Today’s elections will go a long way towards deciding who will square off against President Obama in November, but don’t be fooled into thinking the Democrats are kicking back and watching the battle unfold with popcorn in hand. Rather, Senate Democratic leaders have been preparing a proposal to end the Bush tax cuts for the nation’s wealthy that, contrary to conventional wisdom, could be voted on prior to the November elections.
As a reminder, the Bush tax cuts — which reduced individual tax rates while also cutting the long-term capital gain rate from 20% to 15% and the top tax on qualified dividends from 39.6% from 15% — are set to expire at the end of 2012. This isn’t unchartered territory; President Obama was faced with a similar situation in late 2010, when the tax cuts were originally slated to expire.

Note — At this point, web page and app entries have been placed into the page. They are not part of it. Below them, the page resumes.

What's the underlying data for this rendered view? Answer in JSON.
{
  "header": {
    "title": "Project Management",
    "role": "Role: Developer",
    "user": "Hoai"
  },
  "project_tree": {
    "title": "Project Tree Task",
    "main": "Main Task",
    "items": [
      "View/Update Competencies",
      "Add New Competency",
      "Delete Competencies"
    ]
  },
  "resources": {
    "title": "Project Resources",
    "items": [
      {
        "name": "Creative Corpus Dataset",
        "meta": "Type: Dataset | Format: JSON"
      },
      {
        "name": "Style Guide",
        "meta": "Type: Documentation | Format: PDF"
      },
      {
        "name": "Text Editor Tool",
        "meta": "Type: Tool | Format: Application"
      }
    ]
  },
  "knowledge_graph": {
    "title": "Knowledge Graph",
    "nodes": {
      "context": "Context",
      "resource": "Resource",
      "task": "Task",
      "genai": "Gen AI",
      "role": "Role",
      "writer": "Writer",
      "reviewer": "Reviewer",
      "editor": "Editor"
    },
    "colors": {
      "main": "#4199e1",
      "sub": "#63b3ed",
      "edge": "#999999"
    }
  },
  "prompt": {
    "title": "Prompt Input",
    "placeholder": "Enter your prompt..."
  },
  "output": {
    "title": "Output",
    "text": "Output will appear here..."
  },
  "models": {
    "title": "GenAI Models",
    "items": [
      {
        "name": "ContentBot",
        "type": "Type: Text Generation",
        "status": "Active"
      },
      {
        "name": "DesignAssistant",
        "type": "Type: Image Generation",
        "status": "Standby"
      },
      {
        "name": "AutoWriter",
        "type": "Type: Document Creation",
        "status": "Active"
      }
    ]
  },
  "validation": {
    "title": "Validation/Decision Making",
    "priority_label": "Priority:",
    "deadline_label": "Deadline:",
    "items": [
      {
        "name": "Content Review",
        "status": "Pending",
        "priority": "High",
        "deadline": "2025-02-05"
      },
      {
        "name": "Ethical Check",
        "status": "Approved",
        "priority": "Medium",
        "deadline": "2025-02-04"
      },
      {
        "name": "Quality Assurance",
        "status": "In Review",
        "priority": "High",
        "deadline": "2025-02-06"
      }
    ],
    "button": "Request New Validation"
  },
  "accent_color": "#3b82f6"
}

At that time, the president opposed an extension of the cuts, but only for those earning more than $250,000.[i]The lower rates would remain in effect for those below that threshold. The Democratic party was not united on this front, however, as many officials were facing re-election, and were loathe to anger some of their more influential constituents by approving a tax increase on the wealthy.
The Democrats chose not to push the issue prior to the elections, and by the time the smoke had cleared in November, they had lost their House majority. A stalemate ensued, and rather than risk the Bush tax cuts expiring for all taxpayers, the president agreed to extend the cuts through 2012.
It has widely been accepted that any vote on the Bush tax cuts would have to wait until after the November election. That may not be the case, however. From Bloomberg:
Senate Democrats are considering a debate on ending the George W. Bush-era tax cuts for top earners before the November election because they think they’re in a stronger position than in 2010, Senator Charles Schumer said. That is one of the things we’re looking at very carefully,” Schumer told reporters Feb. 28. “I think that the public is on our side.”
Democrats believe allowing the cuts to expire for those earning more than $250,000 is a matter of fairness; Republicans, to the contrary, argue that raising the top rates would harm small business owners. Many businesses are operated as S corporations and partnerships, where the taxable income is not taxed at the entity level, but rather at the individual level at the owners’ tax rates. If the individual tax rate rises, so does the owner’s “business” tax obligation.
With Senate Democrats defending 23 seats this November, it may be in the best interest of those anticipating heated elections to pursue a vote on the cuts sooner rather than later:
Democrats in competitive races, such as [Senator Claire] McCaskill, said they would welcome the chance to vote on extending tax cuts only for the middle class. “It’s a great idea,” she said in a March 1 interview. “It’s important that the people in my state know whose side I’m on.”
I’m still fairly certain that the fate of the Bush tax cuts won’t ultimately be determined until a lame duck session at the end of 2012, but this discussion gives me at least a glimmer of hope that we won’t be left with hanging without 2013 tax rates until the wee hours of New Years Eve.
[i] Essentially, for those taxpayers, the top individual rates would revert back to 36% and 39.6% from the current rates of 33% and 35%.